Before I joined the JLL team in March 2015, I worked in the regional Corporate Real Estate Services department of a leading multinational bank. For the 8 years I headed the department, I was on the “customer” end of industry service providers that included JLL.
I articulated the property needs of the business teams in the bank to third party service providers who would work with us to create solutions. Many times our expectations would be tempered by market realities.
Key example of the gap between realities and expections:
My region participated in a network wide initiative to dispose of non-core property assets. The timelines on the project were 30-60 days between execution of the letter of offer and closing of the transaction. In Kenya, the reality is that, even in a perfect scenario, you would expect a sale transaction to run for a minimum of 90 days from execution of the letter of offer to the close of the sale. We had to adjust the project timelines in Kenya and vary some of the standard sale procedures and documentation to try and facilitate faster closing of the transactions. I used my technical expertise to translate the facts and figures to the business teams, but I often found that the inflexibility of some aspects of the market wasn’t easily appreciated by my primary customer, stakeholders in the Bank.
Fast forward to today and my role servicing customers, especially global corporates, brings to light a new reality. Features taken as the “norm” in the Kenyan property market which were previously dealt with by adjusting expectations aren’t easily accepted by global corporates who are often quick to point out comparisons with other markets. It falls on us the third party advisor to not only try and implement best international practice locally, but to also craft alternative solutions for our clients. For a more permanent solution, the real estate industry has been lobbying to change the legal framework that governs landlord and tenant relationships in Kenya. This process has been painstakingly slow with few notable gains.
Below is a list that provides a view on some of the issues that have come up when dealing with tenants in the Kenyan market.
- The law on commercial leases is set out in a 1965 legislation with a broad definition of controlled tenancies and a strong bias which favours controlled tenants. On account of this legislation, Landlords are unwilling to give any concessions to commercial Tenants that would see them become controlled tenants*, for instance:
- having a terminination clause in a commercial lease leads to a controlled tenancy.
- any commercial lease for less than 5 years creates a controlled tenancy. Most commercial leases have a minimum term of 5 years and 1 month.
- Sub-letting/assigning -in Kenya, sub-letting is not generally allowed in commercial leases, unless they are long-term leases (at least 21 years). In most instances the consent of the Landlord is required before the tenant can sub-let the premises.
- Termination, by notice– termination by notice is not typically permitted or provided in the leases. This in essence is because it would create terms shorter than 5 years which would result in a controlled tenancy. Where tenants may require the option to terminate/exit a lease, we have market practise options that we use to guide our clients.
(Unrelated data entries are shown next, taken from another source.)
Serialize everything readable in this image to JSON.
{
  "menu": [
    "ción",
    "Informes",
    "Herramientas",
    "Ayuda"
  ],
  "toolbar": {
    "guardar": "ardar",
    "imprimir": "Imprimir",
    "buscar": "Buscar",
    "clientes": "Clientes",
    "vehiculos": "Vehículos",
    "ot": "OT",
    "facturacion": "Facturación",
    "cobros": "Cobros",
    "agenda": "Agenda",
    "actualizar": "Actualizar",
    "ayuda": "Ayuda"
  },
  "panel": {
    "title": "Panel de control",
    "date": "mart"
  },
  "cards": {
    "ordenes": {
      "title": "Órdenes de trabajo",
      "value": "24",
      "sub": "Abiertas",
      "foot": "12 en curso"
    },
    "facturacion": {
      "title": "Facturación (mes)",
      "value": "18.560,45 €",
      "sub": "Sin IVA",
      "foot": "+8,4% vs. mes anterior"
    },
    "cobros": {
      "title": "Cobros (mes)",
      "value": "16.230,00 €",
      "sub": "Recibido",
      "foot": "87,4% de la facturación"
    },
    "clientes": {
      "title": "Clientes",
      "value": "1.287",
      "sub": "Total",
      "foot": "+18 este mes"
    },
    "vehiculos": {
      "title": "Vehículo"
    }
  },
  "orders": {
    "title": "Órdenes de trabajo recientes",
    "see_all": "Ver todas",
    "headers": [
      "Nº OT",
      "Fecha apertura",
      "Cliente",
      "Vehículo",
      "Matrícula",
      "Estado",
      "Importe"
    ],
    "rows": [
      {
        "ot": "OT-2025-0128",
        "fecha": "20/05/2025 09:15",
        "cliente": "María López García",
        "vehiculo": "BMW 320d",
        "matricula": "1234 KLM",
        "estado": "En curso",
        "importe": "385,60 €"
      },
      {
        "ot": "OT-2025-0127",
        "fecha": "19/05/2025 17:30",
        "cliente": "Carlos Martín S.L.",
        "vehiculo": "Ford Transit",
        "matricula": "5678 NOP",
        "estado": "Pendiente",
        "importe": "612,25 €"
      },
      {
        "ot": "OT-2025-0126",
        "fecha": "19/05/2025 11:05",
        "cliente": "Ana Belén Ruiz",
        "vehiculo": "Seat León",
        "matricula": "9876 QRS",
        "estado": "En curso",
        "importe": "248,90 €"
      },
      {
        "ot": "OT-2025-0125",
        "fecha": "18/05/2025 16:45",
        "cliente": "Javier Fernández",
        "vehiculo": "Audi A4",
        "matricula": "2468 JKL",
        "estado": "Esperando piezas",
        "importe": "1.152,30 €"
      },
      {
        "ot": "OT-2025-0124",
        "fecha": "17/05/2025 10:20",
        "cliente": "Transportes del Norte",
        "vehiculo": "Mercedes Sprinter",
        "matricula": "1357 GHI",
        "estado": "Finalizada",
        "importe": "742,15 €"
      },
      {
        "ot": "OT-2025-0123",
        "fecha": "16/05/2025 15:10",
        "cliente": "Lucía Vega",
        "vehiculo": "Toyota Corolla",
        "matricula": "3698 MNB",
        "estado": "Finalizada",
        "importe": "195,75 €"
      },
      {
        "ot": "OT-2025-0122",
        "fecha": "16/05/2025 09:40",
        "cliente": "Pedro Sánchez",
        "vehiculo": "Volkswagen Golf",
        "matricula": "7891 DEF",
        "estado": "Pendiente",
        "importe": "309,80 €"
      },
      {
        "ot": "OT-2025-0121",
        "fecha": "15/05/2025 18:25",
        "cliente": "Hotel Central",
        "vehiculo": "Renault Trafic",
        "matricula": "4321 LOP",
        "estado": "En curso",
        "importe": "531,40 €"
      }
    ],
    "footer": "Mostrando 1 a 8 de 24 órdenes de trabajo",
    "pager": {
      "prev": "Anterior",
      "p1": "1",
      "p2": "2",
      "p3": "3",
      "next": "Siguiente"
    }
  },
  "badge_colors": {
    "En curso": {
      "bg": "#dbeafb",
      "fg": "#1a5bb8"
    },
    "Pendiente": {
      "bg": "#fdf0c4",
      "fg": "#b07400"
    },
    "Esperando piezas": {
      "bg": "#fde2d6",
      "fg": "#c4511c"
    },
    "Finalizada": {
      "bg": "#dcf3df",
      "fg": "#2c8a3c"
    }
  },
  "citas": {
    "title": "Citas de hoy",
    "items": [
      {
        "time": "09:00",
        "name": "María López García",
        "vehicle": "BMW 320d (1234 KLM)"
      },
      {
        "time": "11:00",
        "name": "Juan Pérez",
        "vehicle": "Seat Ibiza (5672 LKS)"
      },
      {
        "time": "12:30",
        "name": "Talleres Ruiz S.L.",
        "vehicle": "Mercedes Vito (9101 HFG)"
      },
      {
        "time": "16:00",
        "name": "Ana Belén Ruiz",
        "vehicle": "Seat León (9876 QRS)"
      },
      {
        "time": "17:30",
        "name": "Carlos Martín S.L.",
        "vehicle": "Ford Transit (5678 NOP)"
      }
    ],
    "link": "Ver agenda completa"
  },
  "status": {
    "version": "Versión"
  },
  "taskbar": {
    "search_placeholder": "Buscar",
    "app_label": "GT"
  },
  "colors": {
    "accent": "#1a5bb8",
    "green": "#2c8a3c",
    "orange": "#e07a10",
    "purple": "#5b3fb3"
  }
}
- Currency – leases are largely local currency denominated with some developers having a preference for USD$ denominated leases .The USD$ denominated eases are largely as a result of developers funding their projects on USD$ funding/loans. I note that the currency of lease is at this point not legislated.
This list is not exhaustive on the issues, but it provides a view on some of the issues that have arisen consistently in the last 11 months.
Thankfully, by leveraging on our local market knowledge and our global network expertise, we continue to provide bespoke solutions to our clients.
*Controlled Tenants: The principal reason Landlords do not wish to create controlled tenants is that the Landlord/Tenant relationship is in several respects not the typical market driven relationship but one governed by the legislation with a Business Rent tribunal oversight. The tribunal is bureaucratic and often inefficient.